...for rain gauges, anyway. I have no experimental data regarding other subjects.
ProfessorRoush has always been a purchaser of those little cheap 1 inch diameter rain gauges, both for price and for their ability to be mounted easily to a post. I always wanted them cheap because, as often as not, I leave them open-side-up a little too long and lose one to frozen shatterage nearly every year. For ages, I had one down at the garden and one up by the house, the nearest for convenience on cold rainy spring mornings and the farthest because the rain in Kansas is so spotty that I thought the second often might have differing readings (though it doesn't).
Then, a couple of years ago, I purchased a 2 inch rain gauge that stuck into the ground on a little metal stand (pictured at left) and I immediately noticed that it commonly registered more rain than the smaller gauges, sometimes double the amount of rain. What the heck, an inch is an inch in regards to rain, right?
Recently, on an experimental whim, I purchased the rain gauge pictured at the right below this paragraph, which is about halfway between the two previous sizes. And in the recent rains over several days, the tally was; Biggest gauge, 3.4 inches, medium gauge, 2.7 inches, and two small gauges, 2.1 and 2.2 inches respectively.
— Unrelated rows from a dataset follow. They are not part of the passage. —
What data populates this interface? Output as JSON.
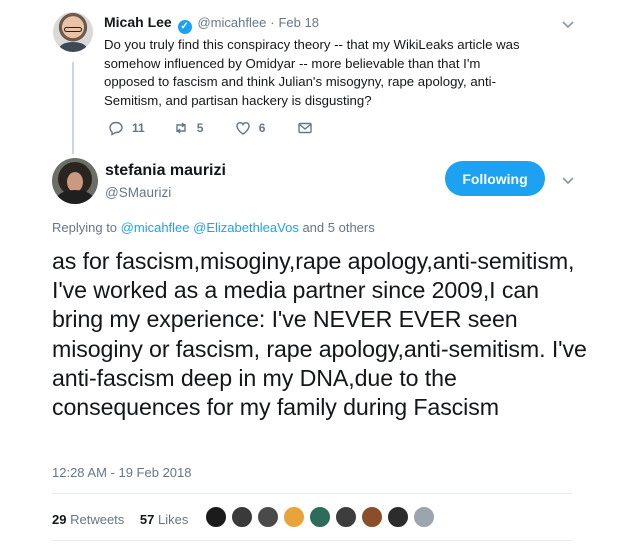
{
  "parent_tweet": {
    "name": "Micah Lee",
    "handle": "@micahflee",
    "date": "Feb 18",
    "text": "Do you truly find this conspiracy theory -- that my WikiLeaks article was somehow influenced by Omidyar -- more believable than that I'm opposed to fascism and think Julian's misogyny, rape apology, anti-Semitism, and partisan hackery is disgusting?",
    "replies": "11",
    "retweets": "5",
    "likes": "6"
  },
  "main_tweet": {
    "name": "stefania maurizi",
    "handle": "@SMaurizi",
    "follow_label": "Following",
    "replying_prefix": "Replying to",
    "replying_mentions": "@micahflee @ElizabethleaVos",
    "replying_suffix": "and 5 others",
    "text": "as for fascism,misoginy,rape apology,anti-semitism, I've worked as a media partner since 2009,I can bring my experience: I've NEVER EVER seen misoginy or fascism, rape apology,anti-semitism. I've anti-fascism deep in my DNA,due to the consequences for my family during Fascism",
    "timestamp": "12:28 AM - 19 Feb 2018",
    "retweet_count": "29",
    "retweet_label": "Retweets",
    "like_count": "57",
    "like_label": "Likes"
  },
  "liker_avatar_colors": [
    "#1b1b1b",
    "#3a3a3a",
    "#4a4a4a",
    "#e8a33b",
    "#2f6b5a",
    "#3d3d3d",
    "#8a4f2a",
    "#2c2c2c",
    "#9aa5ad"
  ],
  "colors": {
    "accent": "#1da1f2",
    "text": "#14171a",
    "muted": "#657786"
  }
}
What I neglected to previously consider was that rain never falls straight down in Kansas. It commonly sweeps in at a 30º angle to the ground. Sometimes, it seems to be completely horizontal and never actually reaches the ground, or thereabouts. I'm pretty certain that if my face didn't sometimes intercept the path of rain, those individual droplets might make it as far as Missouri before they fell. So a simple explanation might be that some of the rain is hitting the side of the gauge instead of dropping into it.
Of course, any decent mathematician would have calculated in seconds that the area of a 1 inch circle is πr², or 0.785 square inches. Held at a 30º angle to oncoming rain (and estimating by eyeball), the apparent opening of the now ellipse is 1 inch X 0.6875 inches. The formula for the area of an ellipse is πab, or π(semi-major radius)(semi-minor radius). In this case, that is π(0.5)(0.3438) = 0.54 square inches. The same amount of rain just doesn't have the same target area, so the gauge doesn't fill as much. Voila!
Of course, the real "angular diameter" of the gauge to rain that falls at near subtornadic velocity has a more exact formula (δ=2 arctan(d/2D)), but then you get into arctans and deltas and other things that I don't want to spend time relearning. I'm still confident enough to put the validity of my crude explanation and estimates of rain depth up against the likely validity of a specific 20-year future climate change prediction by any scientist, "settled science" or not. Bigger IS simply better, regarding rain gauges, and I'm sticking to it.